WHAT TO DO |
Give the following records again in full and without alteration.

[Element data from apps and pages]

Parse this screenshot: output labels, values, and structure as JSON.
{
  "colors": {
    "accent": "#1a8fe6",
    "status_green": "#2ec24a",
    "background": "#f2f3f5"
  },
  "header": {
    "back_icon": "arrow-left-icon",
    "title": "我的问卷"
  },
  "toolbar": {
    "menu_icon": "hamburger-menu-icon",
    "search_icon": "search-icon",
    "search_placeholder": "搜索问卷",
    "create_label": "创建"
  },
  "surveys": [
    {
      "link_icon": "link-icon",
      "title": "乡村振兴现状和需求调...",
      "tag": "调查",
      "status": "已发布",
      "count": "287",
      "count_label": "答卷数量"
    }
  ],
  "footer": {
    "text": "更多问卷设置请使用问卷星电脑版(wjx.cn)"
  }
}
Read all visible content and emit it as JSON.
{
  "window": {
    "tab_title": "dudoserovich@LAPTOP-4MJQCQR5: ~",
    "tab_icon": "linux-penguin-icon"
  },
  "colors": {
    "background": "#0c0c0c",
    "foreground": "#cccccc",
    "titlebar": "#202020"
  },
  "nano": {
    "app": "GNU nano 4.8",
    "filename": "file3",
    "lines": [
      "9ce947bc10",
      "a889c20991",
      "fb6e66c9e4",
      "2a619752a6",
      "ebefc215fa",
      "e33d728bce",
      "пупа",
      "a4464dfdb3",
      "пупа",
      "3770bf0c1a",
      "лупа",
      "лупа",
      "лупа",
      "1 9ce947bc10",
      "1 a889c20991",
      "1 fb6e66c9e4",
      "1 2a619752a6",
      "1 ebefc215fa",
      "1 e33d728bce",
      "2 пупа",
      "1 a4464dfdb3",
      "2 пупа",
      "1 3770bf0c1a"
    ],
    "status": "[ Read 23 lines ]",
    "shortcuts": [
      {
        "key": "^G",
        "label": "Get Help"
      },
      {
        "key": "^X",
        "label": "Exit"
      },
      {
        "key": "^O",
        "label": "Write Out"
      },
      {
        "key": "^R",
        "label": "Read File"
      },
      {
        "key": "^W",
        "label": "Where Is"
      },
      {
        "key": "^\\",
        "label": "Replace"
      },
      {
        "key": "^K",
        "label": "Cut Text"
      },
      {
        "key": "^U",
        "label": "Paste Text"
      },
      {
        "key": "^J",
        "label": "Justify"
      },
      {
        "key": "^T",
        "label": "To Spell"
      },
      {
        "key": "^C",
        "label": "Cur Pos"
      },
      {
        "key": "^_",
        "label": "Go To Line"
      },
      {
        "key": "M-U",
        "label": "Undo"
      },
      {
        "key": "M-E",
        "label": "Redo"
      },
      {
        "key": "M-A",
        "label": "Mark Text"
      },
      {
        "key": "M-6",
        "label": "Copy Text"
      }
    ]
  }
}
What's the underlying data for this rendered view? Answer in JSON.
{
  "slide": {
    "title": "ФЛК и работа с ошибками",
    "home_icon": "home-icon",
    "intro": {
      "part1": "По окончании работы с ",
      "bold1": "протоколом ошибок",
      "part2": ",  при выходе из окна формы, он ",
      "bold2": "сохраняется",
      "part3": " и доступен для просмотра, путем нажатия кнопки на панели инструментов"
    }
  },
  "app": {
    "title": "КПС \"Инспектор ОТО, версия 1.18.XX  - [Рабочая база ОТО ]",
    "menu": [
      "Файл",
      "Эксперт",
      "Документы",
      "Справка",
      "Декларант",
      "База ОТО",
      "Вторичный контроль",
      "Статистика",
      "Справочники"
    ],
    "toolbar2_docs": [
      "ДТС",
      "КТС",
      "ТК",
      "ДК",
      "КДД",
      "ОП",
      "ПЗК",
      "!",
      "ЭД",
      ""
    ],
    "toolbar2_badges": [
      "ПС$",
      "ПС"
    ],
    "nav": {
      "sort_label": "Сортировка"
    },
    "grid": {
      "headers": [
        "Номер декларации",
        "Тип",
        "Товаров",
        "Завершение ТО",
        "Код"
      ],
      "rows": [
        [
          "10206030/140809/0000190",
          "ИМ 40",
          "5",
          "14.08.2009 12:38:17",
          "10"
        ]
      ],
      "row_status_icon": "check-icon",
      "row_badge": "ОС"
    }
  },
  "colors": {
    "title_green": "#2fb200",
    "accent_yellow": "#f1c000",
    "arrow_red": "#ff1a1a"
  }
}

EXERCISE SOLUTION |
Parse this screenshot: output labels, values, and structure as JSON.
{
  "colors": {
    "accent": "#1a8fe6",
    "status_green": "#2ec24a",
    "background": "#f2f3f5"
  },
  "header": {
    "back_icon": "arrow-left-icon",
    "title": "我的问卷"
  },
  "toolbar": {
    "menu_icon": "hamburger-menu-icon",
    "search_icon": "search-icon",
    "search_placeholder": "搜索问卷",
    "create_label": "创建"
  },
  "surveys": [
    {
      "link_icon": "link-icon",
      "title": "乡村振兴现状和需求调...",
      "tag": "调查",
      "status": "已发布",
      "count": "287",
      "count_label": "答卷数量"
    }
  ],
  "footer": {
    "text": "更多问卷设置请使用问卷星电脑版(wjx.cn)"
  }
}
Read all visible content and emit it as JSON.
{
  "window": {
    "tab_title": "dudoserovich@LAPTOP-4MJQCQR5: ~",
    "tab_icon": "linux-penguin-icon"
  },
  "colors": {
    "background": "#0c0c0c",
    "foreground": "#cccccc",
    "titlebar": "#202020"
  },
  "nano": {
    "app": "GNU nano 4.8",
    "filename": "file3",
    "lines": [
      "9ce947bc10",
      "a889c20991",
      "fb6e66c9e4",
      "2a619752a6",
      "ebefc215fa",
      "e33d728bce",
      "пупа",
      "a4464dfdb3",
      "пупа",
      "3770bf0c1a",
      "лупа",
      "лупа",
      "лупа",
      "1 9ce947bc10",
      "1 a889c20991",
      "1 fb6e66c9e4",
      "1 2a619752a6",
      "1 ebefc215fa",
      "1 e33d728bce",
      "2 пупа",
      "1 a4464dfdb3",
      "2 пупа",
      "1 3770bf0c1a"
    ],
    "status": "[ Read 23 lines ]",
    "shortcuts": [
      {
        "key": "^G",
        "label": "Get Help"
      },
      {
        "key": "^X",
        "label": "Exit"
      },
      {
        "key": "^O",
        "label": "Write Out"
      },
      {
        "key": "^R",
        "label": "Read File"
      },
      {
        "key": "^W",
        "label": "Where Is"
      },
      {
        "key": "^\\",
        "label": "Replace"
      },
      {
        "key": "^K",
        "label": "Cut Text"
      },
      {
        "key": "^U",
        "label": "Paste Text"
      },
      {
        "key": "^J",
        "label": "Justify"
      },
      {
        "key": "^T",
        "label": "To Spell"
      },
      {
        "key": "^C",
        "label": "Cur Pos"
      },
      {
        "key": "^_",
        "label": "Go To Line"
      },
      {
        "key": "M-U",
        "label": "Undo"
      },
      {
        "key": "M-E",
        "label": "Redo"
      },
      {
        "key": "M-A",
        "label": "Mark Text"
      },
      {
        "key": "M-6",
        "label": "Copy Text"
      }
    ]
  }
}
What's the underlying data for this rendered view? Answer in JSON.
{
  "slide": {
    "title": "ФЛК и работа с ошибками",
    "home_icon": "home-icon",
    "intro": {
      "part1": "По окончании работы с ",
      "bold1": "протоколом ошибок",
      "part2": ",  при выходе из окна формы, он ",
      "bold2": "сохраняется",
      "part3": " и доступен для просмотра, путем нажатия кнопки на панели инструментов"
    }
  },
  "app": {
    "title": "КПС \"Инспектор ОТО, версия 1.18.XX  - [Рабочая база ОТО ]",
    "menu": [
      "Файл",
      "Эксперт",
      "Документы",
      "Справка",
      "Декларант",
      "База ОТО",
      "Вторичный контроль",
      "Статистика",
      "Справочники"
    ],
    "toolbar2_docs": [
      "ДТС",
      "КТС",
      "ТК",
      "ДК",
      "КДД",
      "ОП",
      "ПЗК",
      "!",
      "ЭД",
      ""
    ],
    "toolbar2_badges": [
      "ПС$",
      "ПС"
    ],
    "nav": {
      "sort_label": "Сортировка"
    },
    "grid": {
      "headers": [
        "Номер декларации",
        "Тип",
        "Товаров",
        "Завершение ТО",
        "Код"
      ],
      "rows": [
        [
          "10206030/140809/0000190",
          "ИМ 40",
          "5",
          "14.08.2009 12:38:17",
          "10"
        ]
      ],
      "row_status_icon": "check-icon",
      "row_badge": "ОС"
    }
  },
  "colors": {
    "title_green": "#2fb200",
    "accent_yellow": "#f1c000",
    "arrow_red": "#ff1a1a"
  }
}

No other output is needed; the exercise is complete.